RECORDS SHOWN:
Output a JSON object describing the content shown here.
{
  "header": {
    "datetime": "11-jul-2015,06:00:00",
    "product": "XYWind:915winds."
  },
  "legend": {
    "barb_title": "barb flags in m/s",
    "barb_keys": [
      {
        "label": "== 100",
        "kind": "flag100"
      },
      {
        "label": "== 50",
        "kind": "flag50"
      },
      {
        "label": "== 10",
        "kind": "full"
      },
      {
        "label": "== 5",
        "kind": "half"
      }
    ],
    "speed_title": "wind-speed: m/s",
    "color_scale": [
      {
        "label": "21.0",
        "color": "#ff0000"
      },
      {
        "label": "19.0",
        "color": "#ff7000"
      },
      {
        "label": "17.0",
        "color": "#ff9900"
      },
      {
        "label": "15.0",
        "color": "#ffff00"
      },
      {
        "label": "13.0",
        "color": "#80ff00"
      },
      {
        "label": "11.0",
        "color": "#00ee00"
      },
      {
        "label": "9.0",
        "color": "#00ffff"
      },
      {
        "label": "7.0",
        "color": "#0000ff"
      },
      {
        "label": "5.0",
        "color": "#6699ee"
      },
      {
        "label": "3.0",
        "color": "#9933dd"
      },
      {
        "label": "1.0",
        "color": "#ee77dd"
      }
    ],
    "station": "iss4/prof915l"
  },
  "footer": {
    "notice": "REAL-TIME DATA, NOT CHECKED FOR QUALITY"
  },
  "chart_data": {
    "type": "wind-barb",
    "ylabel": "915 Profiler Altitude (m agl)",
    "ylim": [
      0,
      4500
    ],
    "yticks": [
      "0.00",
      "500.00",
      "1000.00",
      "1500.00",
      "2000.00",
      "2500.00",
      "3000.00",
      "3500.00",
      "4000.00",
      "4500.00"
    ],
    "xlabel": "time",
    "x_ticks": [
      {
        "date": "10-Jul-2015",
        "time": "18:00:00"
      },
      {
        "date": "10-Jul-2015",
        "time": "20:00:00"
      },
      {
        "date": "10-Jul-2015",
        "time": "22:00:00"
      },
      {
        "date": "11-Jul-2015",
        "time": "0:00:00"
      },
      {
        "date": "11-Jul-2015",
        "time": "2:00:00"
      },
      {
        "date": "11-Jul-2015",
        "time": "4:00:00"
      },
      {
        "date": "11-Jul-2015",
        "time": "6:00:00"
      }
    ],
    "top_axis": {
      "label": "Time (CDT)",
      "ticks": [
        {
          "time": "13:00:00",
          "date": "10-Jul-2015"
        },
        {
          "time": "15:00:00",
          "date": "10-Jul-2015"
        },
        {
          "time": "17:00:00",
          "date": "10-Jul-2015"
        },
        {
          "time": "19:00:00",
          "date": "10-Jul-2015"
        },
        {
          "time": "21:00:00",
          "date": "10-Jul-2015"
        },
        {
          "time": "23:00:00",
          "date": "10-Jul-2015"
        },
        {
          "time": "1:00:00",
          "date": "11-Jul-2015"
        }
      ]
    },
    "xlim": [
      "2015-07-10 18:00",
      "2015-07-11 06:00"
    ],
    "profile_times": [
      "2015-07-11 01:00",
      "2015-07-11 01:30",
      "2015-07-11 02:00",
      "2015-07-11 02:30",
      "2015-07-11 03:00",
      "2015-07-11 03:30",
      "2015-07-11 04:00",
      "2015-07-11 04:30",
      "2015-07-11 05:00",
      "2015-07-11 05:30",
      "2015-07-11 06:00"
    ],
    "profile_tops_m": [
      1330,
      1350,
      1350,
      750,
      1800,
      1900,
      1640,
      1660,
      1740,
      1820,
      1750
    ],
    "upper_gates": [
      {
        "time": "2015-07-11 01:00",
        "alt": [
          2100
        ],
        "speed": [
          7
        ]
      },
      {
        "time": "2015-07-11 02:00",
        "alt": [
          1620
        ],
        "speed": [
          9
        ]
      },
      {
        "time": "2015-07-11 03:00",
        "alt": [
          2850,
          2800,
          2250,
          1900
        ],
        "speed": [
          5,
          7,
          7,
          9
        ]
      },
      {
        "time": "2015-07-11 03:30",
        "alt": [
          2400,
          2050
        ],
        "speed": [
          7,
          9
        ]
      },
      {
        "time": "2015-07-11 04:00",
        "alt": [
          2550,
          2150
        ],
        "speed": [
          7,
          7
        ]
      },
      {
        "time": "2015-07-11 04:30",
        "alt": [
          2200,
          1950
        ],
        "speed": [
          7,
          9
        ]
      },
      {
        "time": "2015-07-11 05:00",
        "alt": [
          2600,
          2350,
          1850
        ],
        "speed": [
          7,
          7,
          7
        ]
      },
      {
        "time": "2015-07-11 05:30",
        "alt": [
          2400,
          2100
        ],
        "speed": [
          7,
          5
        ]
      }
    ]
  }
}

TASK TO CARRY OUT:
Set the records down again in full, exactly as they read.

YOUR RESPONSE:
Output a JSON object describing the content shown here.
{
  "header": {
    "datetime": "11-jul-2015,06:00:00",
    "product": "XYWind:915winds."
  },
  "legend": {
    "barb_title": "barb flags in m/s",
    "barb_keys": [
      {
        "label": "== 100",
        "kind": "flag100"
      },
      {
        "label": "== 50",
        "kind": "flag50"
      },
      {
        "label": "== 10",
        "kind": "full"
      },
      {
        "label": "== 5",
        "kind": "half"
      }
    ],
    "speed_title": "wind-speed: m/s",
    "color_scale": [
      {
        "label": "21.0",
        "color": "#ff0000"
      },
      {
        "label": "19.0",
        "color": "#ff7000"
      },
      {
        "label": "17.0",
        "color": "#ff9900"
      },
      {
        "label": "15.0",
        "color": "#ffff00"
      },
      {
        "label": "13.0",
        "color": "#80ff00"
      },
      {
        "label": "11.0",
        "color": "#00ee00"
      },
      {
        "label": "9.0",
        "color": "#00ffff"
      },
      {
        "label": "7.0",
        "color": "#0000ff"
      },
      {
        "label": "5.0",
        "color": "#6699ee"
      },
      {
        "label": "3.0",
        "color": "#9933dd"
      },
      {
        "label": "1.0",
        "color": "#ee77dd"
      }
    ],
    "station": "iss4/prof915l"
  },
  "footer": {
    "notice": "REAL-TIME DATA, NOT CHECKED FOR QUALITY"
  },
  "chart_data": {
    "type": "wind-barb",
    "ylabel": "915 Profiler Altitude (m agl)",
    "ylim": [
      0,
      4500
    ],
    "yticks": [
      "0.00",
      "500.00",
      "1000.00",
      "1500.00",
      "2000.00",
      "2500.00",
      "3000.00",
      "3500.00",
      "4000.00",
      "4500.00"
    ],
    "xlabel": "time",
    "x_ticks": [
      {
        "date": "10-Jul-2015",
        "time": "18:00:00"
      },
      {
        "date": "10-Jul-2015",
        "time": "20:00:00"
      },
      {
        "date": "10-Jul-2015",
        "time": "22:00:00"
      },
      {
        "date": "11-Jul-2015",
        "time": "0:00:00"
      },
      {
        "date": "11-Jul-2015",
        "time": "2:00:00"
      },
      {
        "date": "11-Jul-2015",
        "time": "4:00:00"
      },
      {
        "date": "11-Jul-2015",
        "time": "6:00:00"
      }
    ],
    "top_axis": {
      "label": "Time (CDT)",
      "ticks": [
        {
          "time": "13:00:00",
          "date": "10-Jul-2015"
        },
        {
          "time": "15:00:00",
          "date": "10-Jul-2015"
        },
        {
          "time": "17:00:00",
          "date": "10-Jul-2015"
        },
        {
          "time": "19:00:00",
          "date": "10-Jul-2015"
        },
        {
          "time": "21:00:00",
          "date": "10-Jul-2015"
        },
        {
          "time": "23:00:00",
          "date": "10-Jul-2015"
        },
        {
          "time": "1:00:00",
          "date": "11-Jul-2015"
        }
      ]
    },
    "xlim": [
      "2015-07-10 18:00",
      "2015-07-11 06:00"
    ],
    "profile_times": [
      "2015-07-11 01:00",
      "2015-07-11 01:30",
      "2015-07-11 02:00",
      "2015-07-11 02:30",
      "2015-07-11 03:00",
      "2015-07-11 03:30",
      "2015-07-11 04:00",
      "2015-07-11 04:30",
      "2015-07-11 05:00",
      "2015-07-11 05:30",
      "2015-07-11 06:00"
    ],
    "profile_tops_m": [
      1330,
      1350,
      1350,
      750,
      1800,
      1900,
      1640,
      1660,
      1740,
      1820,
      1750
    ],
    "upper_gates": [
      {
        "time": "2015-07-11 01:00",
        "alt": [
          2100
        ],
        "speed": [
          7
        ]
      },
      {
        "time": "2015-07-11 02:00",
        "alt": [
          1620
        ],
        "speed": [
          9
        ]
      },
      {
        "time": "2015-07-11 03:00",
        "alt": [
          2850,
          2800,
          2250,
          1900
        ],
        "speed": [
          5,
          7,
          7,
          9
        ]
      },
      {
        "time": "2015-07-11 03:30",
        "alt": [
          2400,
          2050
        ],
        "speed": [
          7,
          9
        ]
      },
      {
        "time": "2015-07-11 04:00",
        "alt": [
          2550,
          2150
        ],
        "speed": [
          7,
          7
        ]
      },
      {
        "time": "2015-07-11 04:30",
        "alt": [
          2200,
          1950
        ],
        "speed": [
          7,
          9
        ]
      },
      {
        "time": "2015-07-11 05:00",
        "alt": [
          2600,
          2350,
          1850
        ],
        "speed": [
          7,
          7,
          7
        ]
      },
      {
        "time": "2015-07-11 05:30",
        "alt": [
          2400,
          2100
        ],
        "speed": [
          7,
          5
        ]
      }
    ]
  }
}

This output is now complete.